**Exercise:** Scan the material for the word "this" and return every matching line.

**Exercise material:**
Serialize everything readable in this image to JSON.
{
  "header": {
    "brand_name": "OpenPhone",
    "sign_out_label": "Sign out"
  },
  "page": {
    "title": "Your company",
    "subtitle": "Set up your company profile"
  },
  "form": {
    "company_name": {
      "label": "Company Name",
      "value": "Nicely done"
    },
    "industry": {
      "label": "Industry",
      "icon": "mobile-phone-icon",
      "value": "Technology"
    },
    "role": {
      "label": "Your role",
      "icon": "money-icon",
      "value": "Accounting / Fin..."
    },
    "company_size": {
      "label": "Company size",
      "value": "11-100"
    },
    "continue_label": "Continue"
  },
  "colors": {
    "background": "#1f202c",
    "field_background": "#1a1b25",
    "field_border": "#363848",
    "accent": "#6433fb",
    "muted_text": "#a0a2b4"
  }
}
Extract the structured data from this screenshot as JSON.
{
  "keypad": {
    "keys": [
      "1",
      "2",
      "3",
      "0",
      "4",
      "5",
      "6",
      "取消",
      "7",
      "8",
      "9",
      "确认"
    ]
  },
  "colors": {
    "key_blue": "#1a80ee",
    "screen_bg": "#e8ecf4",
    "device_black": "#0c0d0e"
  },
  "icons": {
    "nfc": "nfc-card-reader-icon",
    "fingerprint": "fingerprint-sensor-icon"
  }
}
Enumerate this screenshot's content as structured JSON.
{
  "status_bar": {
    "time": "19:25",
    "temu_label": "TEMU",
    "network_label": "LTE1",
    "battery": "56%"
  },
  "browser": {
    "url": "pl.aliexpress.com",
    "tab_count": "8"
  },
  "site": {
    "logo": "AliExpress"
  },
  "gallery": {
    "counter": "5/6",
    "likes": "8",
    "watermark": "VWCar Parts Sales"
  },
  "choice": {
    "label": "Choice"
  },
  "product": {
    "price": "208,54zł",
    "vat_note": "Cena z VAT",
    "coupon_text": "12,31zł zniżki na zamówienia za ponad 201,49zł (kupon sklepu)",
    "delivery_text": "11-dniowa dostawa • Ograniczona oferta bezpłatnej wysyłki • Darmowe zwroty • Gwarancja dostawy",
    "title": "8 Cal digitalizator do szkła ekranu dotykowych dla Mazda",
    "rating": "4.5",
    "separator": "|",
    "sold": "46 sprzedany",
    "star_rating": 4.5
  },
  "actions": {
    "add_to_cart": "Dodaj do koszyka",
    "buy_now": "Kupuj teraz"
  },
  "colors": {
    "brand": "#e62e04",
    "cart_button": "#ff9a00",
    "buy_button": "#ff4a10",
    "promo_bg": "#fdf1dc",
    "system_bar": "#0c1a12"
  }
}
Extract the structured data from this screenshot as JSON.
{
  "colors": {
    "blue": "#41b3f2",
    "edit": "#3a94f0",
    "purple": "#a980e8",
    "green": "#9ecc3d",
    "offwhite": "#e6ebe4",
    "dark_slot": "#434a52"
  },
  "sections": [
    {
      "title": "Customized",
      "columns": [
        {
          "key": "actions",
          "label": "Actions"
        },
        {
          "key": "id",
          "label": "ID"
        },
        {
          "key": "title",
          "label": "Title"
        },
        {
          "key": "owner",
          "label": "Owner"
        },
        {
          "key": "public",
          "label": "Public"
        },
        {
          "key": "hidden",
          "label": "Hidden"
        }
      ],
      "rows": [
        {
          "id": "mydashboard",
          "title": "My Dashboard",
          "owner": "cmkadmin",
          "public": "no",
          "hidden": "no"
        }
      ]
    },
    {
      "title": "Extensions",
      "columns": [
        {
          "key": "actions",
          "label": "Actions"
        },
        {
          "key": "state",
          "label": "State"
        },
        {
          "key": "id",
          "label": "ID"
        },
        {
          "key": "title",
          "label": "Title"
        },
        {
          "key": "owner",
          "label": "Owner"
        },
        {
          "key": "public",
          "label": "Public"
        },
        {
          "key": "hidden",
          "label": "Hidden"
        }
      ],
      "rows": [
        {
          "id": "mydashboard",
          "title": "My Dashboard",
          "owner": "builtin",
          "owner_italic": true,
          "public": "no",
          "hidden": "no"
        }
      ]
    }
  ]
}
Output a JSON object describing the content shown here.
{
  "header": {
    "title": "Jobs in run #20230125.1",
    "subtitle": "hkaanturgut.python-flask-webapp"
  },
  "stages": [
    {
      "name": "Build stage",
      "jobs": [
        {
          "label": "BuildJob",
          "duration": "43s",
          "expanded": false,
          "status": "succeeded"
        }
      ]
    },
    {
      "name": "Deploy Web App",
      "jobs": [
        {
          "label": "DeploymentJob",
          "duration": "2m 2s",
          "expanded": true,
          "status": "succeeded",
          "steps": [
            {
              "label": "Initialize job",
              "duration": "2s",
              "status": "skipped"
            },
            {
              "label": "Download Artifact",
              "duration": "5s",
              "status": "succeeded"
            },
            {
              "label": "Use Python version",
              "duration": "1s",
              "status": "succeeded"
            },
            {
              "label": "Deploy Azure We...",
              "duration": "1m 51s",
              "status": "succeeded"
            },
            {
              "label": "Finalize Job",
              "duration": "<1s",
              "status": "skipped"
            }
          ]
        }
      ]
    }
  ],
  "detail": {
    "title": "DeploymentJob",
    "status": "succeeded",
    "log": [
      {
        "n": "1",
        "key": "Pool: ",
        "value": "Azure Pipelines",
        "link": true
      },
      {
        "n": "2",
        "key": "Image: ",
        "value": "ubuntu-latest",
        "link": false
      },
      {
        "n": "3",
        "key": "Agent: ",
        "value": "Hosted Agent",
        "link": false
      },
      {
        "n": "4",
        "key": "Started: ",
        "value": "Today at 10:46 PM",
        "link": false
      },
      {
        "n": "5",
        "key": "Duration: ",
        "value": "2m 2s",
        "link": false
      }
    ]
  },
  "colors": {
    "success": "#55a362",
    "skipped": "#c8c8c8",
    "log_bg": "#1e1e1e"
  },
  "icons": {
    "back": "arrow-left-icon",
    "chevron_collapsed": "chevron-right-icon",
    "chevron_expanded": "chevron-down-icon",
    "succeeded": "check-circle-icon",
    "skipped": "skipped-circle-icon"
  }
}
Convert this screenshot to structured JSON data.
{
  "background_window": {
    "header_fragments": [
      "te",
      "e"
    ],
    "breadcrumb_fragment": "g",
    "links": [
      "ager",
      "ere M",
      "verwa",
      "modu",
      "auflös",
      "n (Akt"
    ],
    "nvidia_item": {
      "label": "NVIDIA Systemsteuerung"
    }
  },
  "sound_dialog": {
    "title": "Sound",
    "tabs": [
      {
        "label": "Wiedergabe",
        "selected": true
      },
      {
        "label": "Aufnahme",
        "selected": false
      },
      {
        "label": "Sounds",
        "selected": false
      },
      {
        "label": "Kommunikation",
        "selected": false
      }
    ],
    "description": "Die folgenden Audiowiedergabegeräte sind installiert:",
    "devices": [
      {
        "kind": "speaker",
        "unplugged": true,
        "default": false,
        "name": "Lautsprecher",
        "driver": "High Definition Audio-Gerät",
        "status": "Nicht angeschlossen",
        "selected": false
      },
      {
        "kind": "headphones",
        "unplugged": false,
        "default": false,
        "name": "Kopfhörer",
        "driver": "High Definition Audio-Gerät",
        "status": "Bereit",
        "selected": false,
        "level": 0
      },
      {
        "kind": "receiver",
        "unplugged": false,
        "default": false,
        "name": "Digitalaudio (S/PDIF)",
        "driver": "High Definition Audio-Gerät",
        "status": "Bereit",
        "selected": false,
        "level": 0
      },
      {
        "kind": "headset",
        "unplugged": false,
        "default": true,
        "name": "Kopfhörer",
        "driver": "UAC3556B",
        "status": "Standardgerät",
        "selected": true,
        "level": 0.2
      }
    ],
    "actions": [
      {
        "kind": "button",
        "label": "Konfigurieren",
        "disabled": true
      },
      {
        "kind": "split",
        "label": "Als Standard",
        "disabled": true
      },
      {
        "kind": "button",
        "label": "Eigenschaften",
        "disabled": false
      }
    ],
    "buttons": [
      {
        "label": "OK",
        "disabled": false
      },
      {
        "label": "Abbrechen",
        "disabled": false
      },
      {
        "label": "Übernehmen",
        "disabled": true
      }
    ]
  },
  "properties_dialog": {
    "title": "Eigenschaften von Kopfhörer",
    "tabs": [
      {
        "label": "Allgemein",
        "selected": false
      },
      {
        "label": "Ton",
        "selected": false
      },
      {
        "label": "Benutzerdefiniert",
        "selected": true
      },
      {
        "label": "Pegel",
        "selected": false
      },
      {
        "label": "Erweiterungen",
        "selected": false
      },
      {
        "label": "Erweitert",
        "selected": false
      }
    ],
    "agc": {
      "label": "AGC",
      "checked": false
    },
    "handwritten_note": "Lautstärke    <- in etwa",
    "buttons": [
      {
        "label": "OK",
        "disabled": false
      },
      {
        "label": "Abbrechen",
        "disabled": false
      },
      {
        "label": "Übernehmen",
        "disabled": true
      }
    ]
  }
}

**Response area:**
Serialize everything readable in this image to JSON.
Extract the structured data from this screenshot as JSON.
Enumerate this screenshot's content as structured JSON.
Extract the structured data from this screenshot as JSON.
Convert this screenshot to structured JSON data.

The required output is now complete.